October 27, 2015 15:13:39 PM

I agree and wish everyone would get trained so they too can get the full benefit of modern safety technology .

October 27, 2015 14:44:27 PM

Good article Jeff. Wow, I'm saddened to hear how the engineer uses his CMS and adaptive cruise control. Never should we take our attention from the road because there is technology in the vehicle. He is an accident waiting to happen and hopefully it won't be fatal. The other things need to be attended to after the driving is completed and the vehicle is stopped.

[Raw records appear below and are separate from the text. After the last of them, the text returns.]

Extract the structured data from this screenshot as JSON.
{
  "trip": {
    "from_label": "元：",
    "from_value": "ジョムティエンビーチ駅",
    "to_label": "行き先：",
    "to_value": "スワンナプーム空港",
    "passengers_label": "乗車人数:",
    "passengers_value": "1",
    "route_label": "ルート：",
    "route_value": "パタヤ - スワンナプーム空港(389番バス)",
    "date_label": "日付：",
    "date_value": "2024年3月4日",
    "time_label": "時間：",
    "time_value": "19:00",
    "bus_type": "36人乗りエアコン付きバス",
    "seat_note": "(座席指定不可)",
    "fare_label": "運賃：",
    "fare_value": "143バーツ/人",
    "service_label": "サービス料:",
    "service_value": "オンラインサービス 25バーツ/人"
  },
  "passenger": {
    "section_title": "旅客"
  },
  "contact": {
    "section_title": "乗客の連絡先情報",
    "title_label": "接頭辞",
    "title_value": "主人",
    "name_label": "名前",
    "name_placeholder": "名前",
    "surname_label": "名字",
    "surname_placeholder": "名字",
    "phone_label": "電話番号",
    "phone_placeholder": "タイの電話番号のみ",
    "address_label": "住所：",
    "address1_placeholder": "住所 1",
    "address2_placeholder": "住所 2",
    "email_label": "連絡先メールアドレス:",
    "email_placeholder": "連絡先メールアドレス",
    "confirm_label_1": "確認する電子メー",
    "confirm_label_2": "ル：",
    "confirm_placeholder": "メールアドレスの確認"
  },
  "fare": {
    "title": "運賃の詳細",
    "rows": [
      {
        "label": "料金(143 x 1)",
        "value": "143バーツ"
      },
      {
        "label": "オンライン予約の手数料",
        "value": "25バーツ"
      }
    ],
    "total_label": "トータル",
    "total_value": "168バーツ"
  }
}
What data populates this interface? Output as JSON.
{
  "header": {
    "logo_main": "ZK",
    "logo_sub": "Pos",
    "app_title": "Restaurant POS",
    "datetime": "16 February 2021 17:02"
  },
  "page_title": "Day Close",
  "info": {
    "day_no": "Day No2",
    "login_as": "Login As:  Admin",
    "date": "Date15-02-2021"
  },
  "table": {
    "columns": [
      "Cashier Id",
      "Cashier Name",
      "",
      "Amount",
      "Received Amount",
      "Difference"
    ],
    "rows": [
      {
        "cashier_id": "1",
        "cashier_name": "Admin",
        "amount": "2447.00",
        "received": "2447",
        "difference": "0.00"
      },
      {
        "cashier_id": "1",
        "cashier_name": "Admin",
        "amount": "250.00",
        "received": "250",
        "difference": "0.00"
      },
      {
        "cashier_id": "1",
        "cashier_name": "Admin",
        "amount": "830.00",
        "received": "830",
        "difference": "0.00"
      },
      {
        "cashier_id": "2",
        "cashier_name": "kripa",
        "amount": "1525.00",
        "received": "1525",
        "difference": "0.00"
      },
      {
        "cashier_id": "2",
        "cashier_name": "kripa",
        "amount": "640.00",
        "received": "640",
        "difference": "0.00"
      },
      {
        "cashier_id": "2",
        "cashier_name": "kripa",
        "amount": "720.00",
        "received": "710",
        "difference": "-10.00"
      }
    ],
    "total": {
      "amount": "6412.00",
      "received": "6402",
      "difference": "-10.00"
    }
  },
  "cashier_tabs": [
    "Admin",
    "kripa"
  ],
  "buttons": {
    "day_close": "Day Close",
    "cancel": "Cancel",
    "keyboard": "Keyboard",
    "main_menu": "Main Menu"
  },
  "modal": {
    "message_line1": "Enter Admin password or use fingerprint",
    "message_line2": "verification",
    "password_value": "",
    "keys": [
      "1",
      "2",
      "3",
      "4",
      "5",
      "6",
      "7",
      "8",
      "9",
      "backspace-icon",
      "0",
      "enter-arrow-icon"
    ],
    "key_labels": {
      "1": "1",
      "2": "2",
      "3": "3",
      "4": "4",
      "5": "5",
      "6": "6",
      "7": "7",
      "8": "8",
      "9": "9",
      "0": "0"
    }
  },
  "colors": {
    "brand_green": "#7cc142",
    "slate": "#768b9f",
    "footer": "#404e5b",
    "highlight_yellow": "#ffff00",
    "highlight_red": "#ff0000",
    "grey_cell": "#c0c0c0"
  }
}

Just put everything away and drive the dang vehicle!

October 27, 2015 13:42:14 PM